### AIM OF THE TASK
Write the records out exactly, so that no picture remains in the copy.

### Page and application data records
• • •
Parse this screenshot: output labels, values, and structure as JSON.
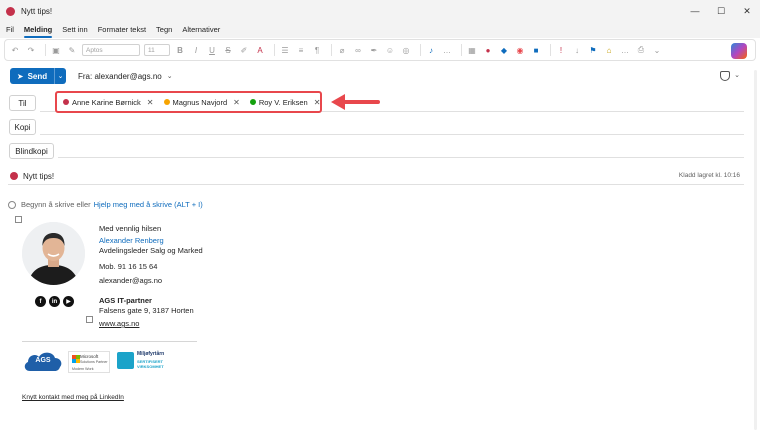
{
  "window": {
    "title": "Nytt tips!",
    "controls": {
      "minimize": "—",
      "maximize": "☐",
      "close": "✕"
    }
  },
  "menu": {
    "items": [
      "Fil",
      "Melding",
      "Sett inn",
      "Formater tekst",
      "Tegn",
      "Alternativer"
    ],
    "active": "Melding"
  },
  "ribbon": {
    "font_name": "Aptos",
    "font_size": "11"
  },
  "compose": {
    "send_label": "Send",
    "from_label": "Fra: alexander@ags.no",
    "to_label": "Til",
    "cc_label": "Kopi",
    "bcc_label": "Blindkopi",
    "recipients": [
      {
        "name": "Anne Karine Børnick",
        "status_color": "#c4314b"
      },
      {
        "name": "Magnus Navjord",
        "status_color": "#f7a400"
      },
      {
        "name": "Roy V. Eriksen",
        "status_color": "#13a10e"
      }
    ],
    "subject": "Nytt tips!",
    "saved_status": "Kladd lagret kl. 10:16"
  },
  "body": {
    "hint_prefix": "Begynn å skrive eller",
    "hint_link": "Hjelp meg med å skrive (ALT + I)"
  },
  "signature": {
    "greeting": "Med vennlig hilsen",
    "name": "Alexander Renberg",
    "title": "Avdelingsleder Salg og Marked",
    "mobile": "Mob.  91 16 15 64",
    "email": "alexander@ags.no",
    "company": "AGS IT-partner",
    "address": "Falsens gate 9, 3187 Horten",
    "website": "www.ags.no",
    "social": [
      "f",
      "in",
      "▶"
    ],
    "logo_ags": "AGS",
    "logo_ms_line1": "Microsoft",
    "logo_ms_line2": "Solutions Partner",
    "logo_ms_line3": "Modern Work",
    "logo_env_line1": "Miljøfyrtårn",
    "logo_env_line2": "SERTIFISERT",
    "logo_env_line3": "VIRKSOMHET",
    "linkedin": "Knytt kontakt med meg på LinkedIn"
  },
  "colors": {
    "accent": "#0f6cbd",
    "highlight_box": "#e8474c"
  }
}
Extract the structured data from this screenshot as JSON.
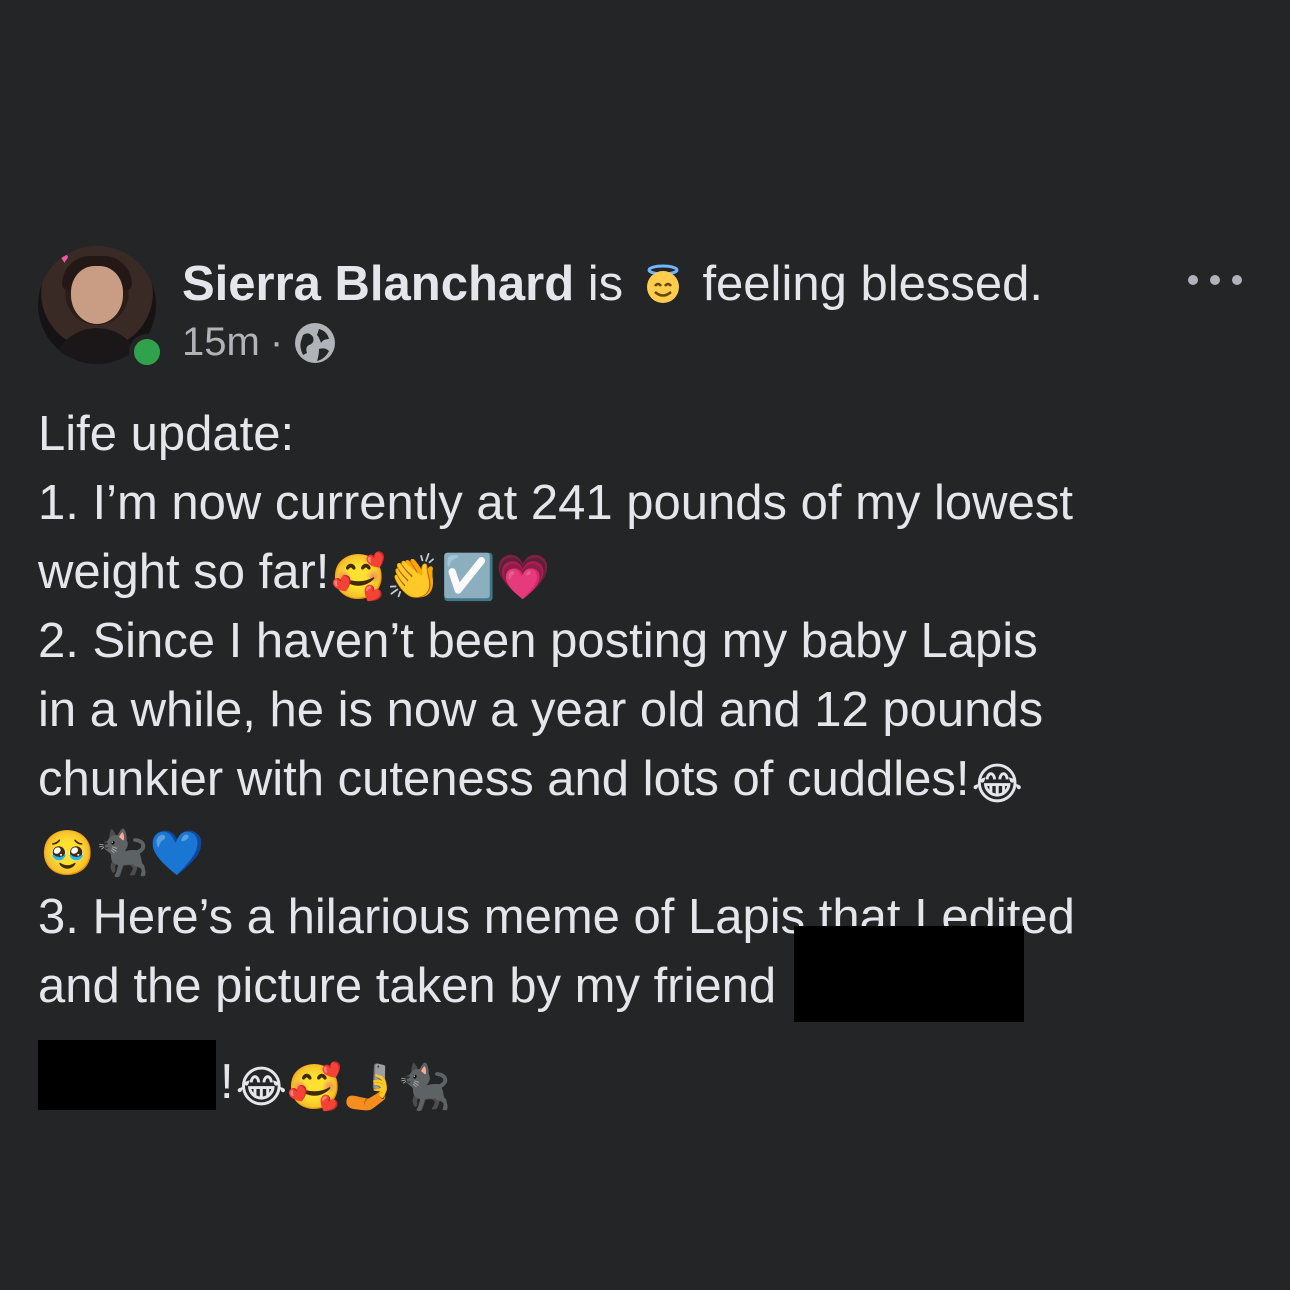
{
  "post": {
    "author": "Sierra Blanchard",
    "is_text": "is",
    "feeling_text": "feeling blessed.",
    "feeling_icon": "smiling-face-with-halo",
    "timestamp": "15m",
    "separator": "·",
    "audience_icon": "globe-icon",
    "more_icon": "more-options-icon",
    "body_lines": {
      "l1": "Life update:",
      "l2": "1. I’m now currently at 241 pounds of my lowest",
      "l3": "weight so far!",
      "l3_emojis": "🥰👏☑️💗",
      "l4": " 2. Since I haven’t been posting my baby Lapis",
      "l5": "in a while, he is now a year old and 12 pounds",
      "l6": "chunkier with cuteness and lots of cuddles!",
      "l6_emojis": "😂",
      "l7_emojis": "🥹🐈‍⬛💙",
      "l8": "3. Here’s a hilarious meme of Lapis that I edited",
      "l9": "and the picture taken by my friend",
      "l10": "!",
      "l10_emojis": "😂🥰🤳🐈‍⬛"
    },
    "colors": {
      "background": "#242526",
      "text_primary": "#e4e6eb",
      "text_secondary": "#b0b3b8",
      "online": "#31a24c",
      "redaction": "#000000"
    }
  }
}
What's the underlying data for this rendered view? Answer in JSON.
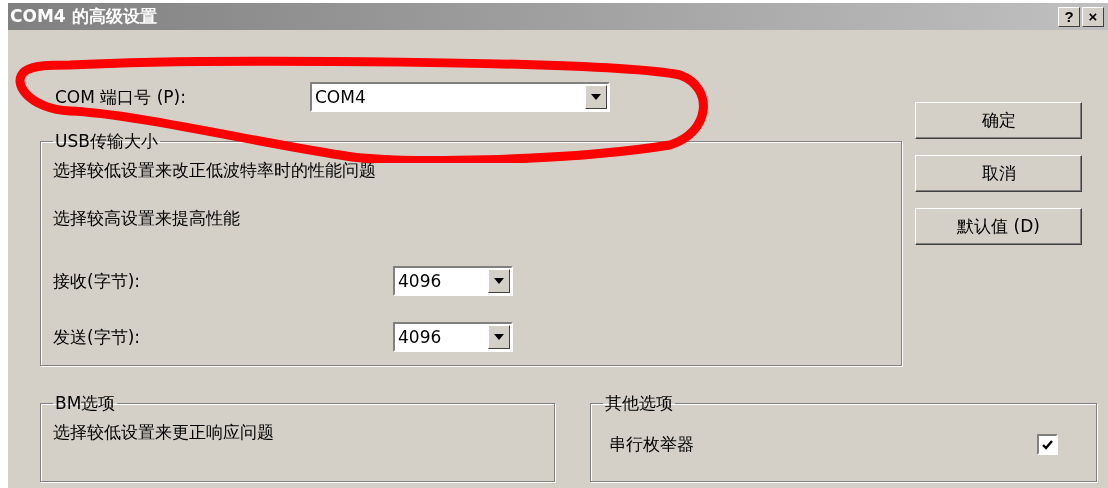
{
  "window": {
    "title": "COM4 的高级设置",
    "controls": [
      "?",
      "×"
    ]
  },
  "port": {
    "label": "COM 端口号 (P):",
    "value": "COM4"
  },
  "buttons": [
    {
      "label": "确定"
    },
    {
      "label": "取消"
    },
    {
      "label": "默认值 (D)"
    }
  ],
  "usb_group": {
    "title": "USB传输大小",
    "lines": [
      "选择较低设置来改正低波特率时的性能问题",
      "选择较高设置来提高性能"
    ],
    "fields": [
      {
        "label": "接收(字节):",
        "value": "4096"
      },
      {
        "label": "发送(字节):",
        "value": "4096"
      }
    ]
  },
  "bm_group": {
    "title": "BM选项",
    "lines": [
      "选择较低设置来更正响应问题"
    ]
  },
  "other_group": {
    "title": "其他选项",
    "options": [
      {
        "label": "串行枚举器",
        "checked": true
      }
    ]
  },
  "annotation": {
    "kind": "ellipse"
  }
}
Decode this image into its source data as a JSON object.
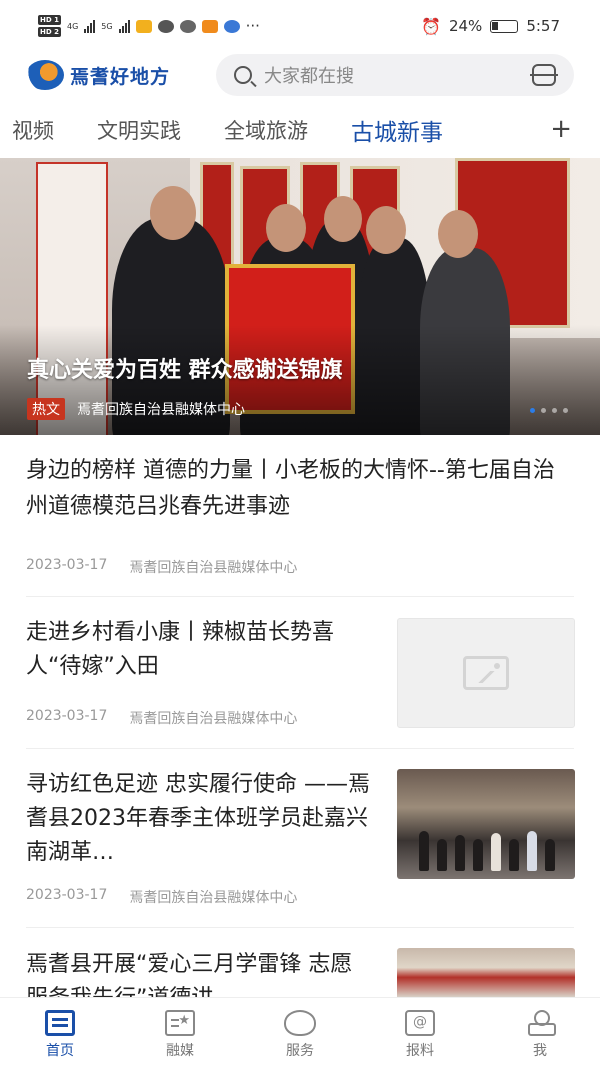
{
  "statusbar": {
    "hd1": "HD 1",
    "hd2": "HD 2",
    "net1": "4G",
    "net2": "5G",
    "more": "···",
    "battery": "24%",
    "time": "5:57"
  },
  "header": {
    "logo_text": "焉耆好地方",
    "search_placeholder": "大家都在搜"
  },
  "tabs": [
    {
      "label": "视频"
    },
    {
      "label": "文明实践"
    },
    {
      "label": "全域旅游"
    },
    {
      "label": "古城新事"
    }
  ],
  "tab_add": "+",
  "hero": {
    "title": "真心关爱为百姓 群众感谢送锦旗",
    "badge": "热文",
    "source": "焉耆回族自治县融媒体中心"
  },
  "feed": [
    {
      "title": "身边的榜样 道德的力量丨小老板的大情怀--第七届自治州道德模范吕兆春先进事迹",
      "date": "2023-03-17",
      "source": "焉耆回族自治县融媒体中心"
    },
    {
      "title": "走进乡村看小康丨辣椒苗长势喜人“待嫁”入田",
      "date": "2023-03-17",
      "source": "焉耆回族自治县融媒体中心"
    },
    {
      "title": "寻访红色足迹 忠实履行使命 ——焉耆县2023年春季主体班学员赴嘉兴南湖革…",
      "date": "2023-03-17",
      "source": "焉耆回族自治县融媒体中心"
    },
    {
      "title": "焉耆县开展“爱心三月学雷锋 志愿服务我先行”道德讲"
    }
  ],
  "bottomnav": [
    {
      "label": "首页",
      "icon": "home-icon"
    },
    {
      "label": "融媒",
      "icon": "media-icon"
    },
    {
      "label": "服务",
      "icon": "service-icon"
    },
    {
      "label": "报料",
      "icon": "report-icon"
    },
    {
      "label": "我",
      "icon": "profile-icon"
    }
  ],
  "colors": {
    "accent": "#1a4fa8",
    "badge": "#c7351f"
  }
}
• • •
### EXERCISE SOLUTION
Parse this screenshot: output labels, values, and structure as JSON.
{
  "window": {
    "title": "Nytt tips!",
    "controls": {
      "minimize": "—",
      "maximize": "☐",
      "close": "✕"
    }
  },
  "menu": {
    "items": [
      "Fil",
      "Melding",
      "Sett inn",
      "Formater tekst",
      "Tegn",
      "Alternativer"
    ],
    "active": "Melding"
  },
  "ribbon": {
    "font_name": "Aptos",
    "font_size": "11"
  },
  "compose": {
    "send_label": "Send",
    "from_label": "Fra: alexander@ags.no",
    "to_label": "Til",
    "cc_label": "Kopi",
    "bcc_label": "Blindkopi",
    "recipients": [
      {
        "name": "Anne Karine Børnick",
        "status_color": "#c4314b"
      },
      {
        "name": "Magnus Navjord",
        "status_color": "#f7a400"
      },
      {
        "name": "Roy V. Eriksen",
        "status_color": "#13a10e"
      }
    ],
    "subject": "Nytt tips!",
    "saved_status": "Kladd lagret kl. 10:16"
  },
  "body": {
    "hint_prefix": "Begynn å skrive eller",
    "hint_link": "Hjelp meg med å skrive (ALT + I)"
  },
  "signature": {
    "greeting": "Med vennlig hilsen",
    "name": "Alexander Renberg",
    "title": "Avdelingsleder Salg og Marked",
    "mobile": "Mob.  91 16 15 64",
    "email": "alexander@ags.no",
    "company": "AGS IT-partner",
    "address": "Falsens gate 9, 3187 Horten",
    "website": "www.ags.no",
    "social": [
      "f",
      "in",
      "▶"
    ],
    "logo_ags": "AGS",
    "logo_ms_line1": "Microsoft",
    "logo_ms_line2": "Solutions Partner",
    "logo_ms_line3": "Modern Work",
    "logo_env_line1": "Miljøfyrtårn",
    "logo_env_line2": "SERTIFISERT",
    "logo_env_line3": "VIRKSOMHET",
    "linkedin": "Knytt kontakt med meg på LinkedIn"
  },
  "colors": {
    "accent": "#0f6cbd",
    "highlight_box": "#e8474c"
  }
}
Extract the structured data from this screenshot as JSON.
{
  "post": {
    "author": "Sierra Blanchard",
    "is_text": "is",
    "feeling_text": "feeling blessed.",
    "feeling_icon": "smiling-face-with-halo",
    "timestamp": "15m",
    "separator": "·",
    "audience_icon": "globe-icon",
    "more_icon": "more-options-icon",
    "body_lines": {
      "l1": "Life update:",
      "l2": "1. I’m now currently at 241 pounds of my lowest",
      "l3": "weight so far!",
      "l3_emojis": "🥰👏☑️💗",
      "l4": " 2. Since I haven’t been posting my baby Lapis",
      "l5": "in a while, he is now a year old and 12 pounds",
      "l6": "chunkier with cuteness and lots of cuddles!",
      "l6_emojis": "😂",
      "l7_emojis": "🥹🐈‍⬛💙",
      "l8": "3. Here’s a hilarious meme of Lapis that I edited",
      "l9": "and the picture taken by my friend",
      "l10": "!",
      "l10_emojis": "😂🥰🤳🐈‍⬛"
    },
    "colors": {
      "background": "#242526",
      "text_primary": "#e4e6eb",
      "text_secondary": "#b0b3b8",
      "online": "#31a24c",
      "redaction": "#000000"
    }
  }
}
What's the underlying data for this rendered view? Answer in JSON.
{
  "window": {
    "title": "COM4 的高级设置",
    "controls": [
      "?",
      "×"
    ]
  },
  "port": {
    "label": "COM 端口号 (P):",
    "value": "COM4"
  },
  "buttons": [
    {
      "label": "确定"
    },
    {
      "label": "取消"
    },
    {
      "label": "默认值 (D)"
    }
  ],
  "usb_group": {
    "title": "USB传输大小",
    "lines": [
      "选择较低设置来改正低波特率时的性能问题",
      "选择较高设置来提高性能"
    ],
    "fields": [
      {
        "label": "接收(字节):",
        "value": "4096"
      },
      {
        "label": "发送(字节):",
        "value": "4096"
      }
    ]
  },
  "bm_group": {
    "title": "BM选项",
    "lines": [
      "选择较低设置来更正响应问题"
    ]
  },
  "other_group": {
    "title": "其他选项",
    "options": [
      {
        "label": "串行枚举器",
        "checked": true
      }
    ]
  },
  "annotation": {
    "kind": "ellipse"
  }
}
Decode this image into its source data as a JSON object.
{
  "statusbar": {
    "hd1": "HD 1",
    "hd2": "HD 2",
    "net1": "4G",
    "net2": "5G",
    "more": "···",
    "battery": "24%",
    "time": "5:57"
  },
  "header": {
    "logo_text": "焉耆好地方",
    "search_placeholder": "大家都在搜"
  },
  "tabs": [
    {
      "label": "视频"
    },
    {
      "label": "文明实践"
    },
    {
      "label": "全域旅游"
    },
    {
      "label": "古城新事"
    }
  ],
  "tab_add": "+",
  "hero": {
    "title": "真心关爱为百姓 群众感谢送锦旗",
    "badge": "热文",
    "source": "焉耆回族自治县融媒体中心"
  },
  "feed": [
    {
      "title": "身边的榜样 道德的力量丨小老板的大情怀--第七届自治州道德模范吕兆春先进事迹",
      "date": "2023-03-17",
      "source": "焉耆回族自治县融媒体中心"
    },
    {
      "title": "走进乡村看小康丨辣椒苗长势喜人“待嫁”入田",
      "date": "2023-03-17",
      "source": "焉耆回族自治县融媒体中心"
    },
    {
      "title": "寻访红色足迹 忠实履行使命 ——焉耆县2023年春季主体班学员赴嘉兴南湖革…",
      "date": "2023-03-17",
      "source": "焉耆回族自治县融媒体中心"
    },
    {
      "title": "焉耆县开展“爱心三月学雷锋 志愿服务我先行”道德讲"
    }
  ],
  "bottomnav": [
    {
      "label": "首页",
      "icon": "home-icon"
    },
    {
      "label": "融媒",
      "icon": "media-icon"
    },
    {
      "label": "服务",
      "icon": "service-icon"
    },
    {
      "label": "报料",
      "icon": "report-icon"
    },
    {
      "label": "我",
      "icon": "profile-icon"
    }
  ],
  "colors": {
    "accent": "#1a4fa8",
    "badge": "#c7351f"
  }
}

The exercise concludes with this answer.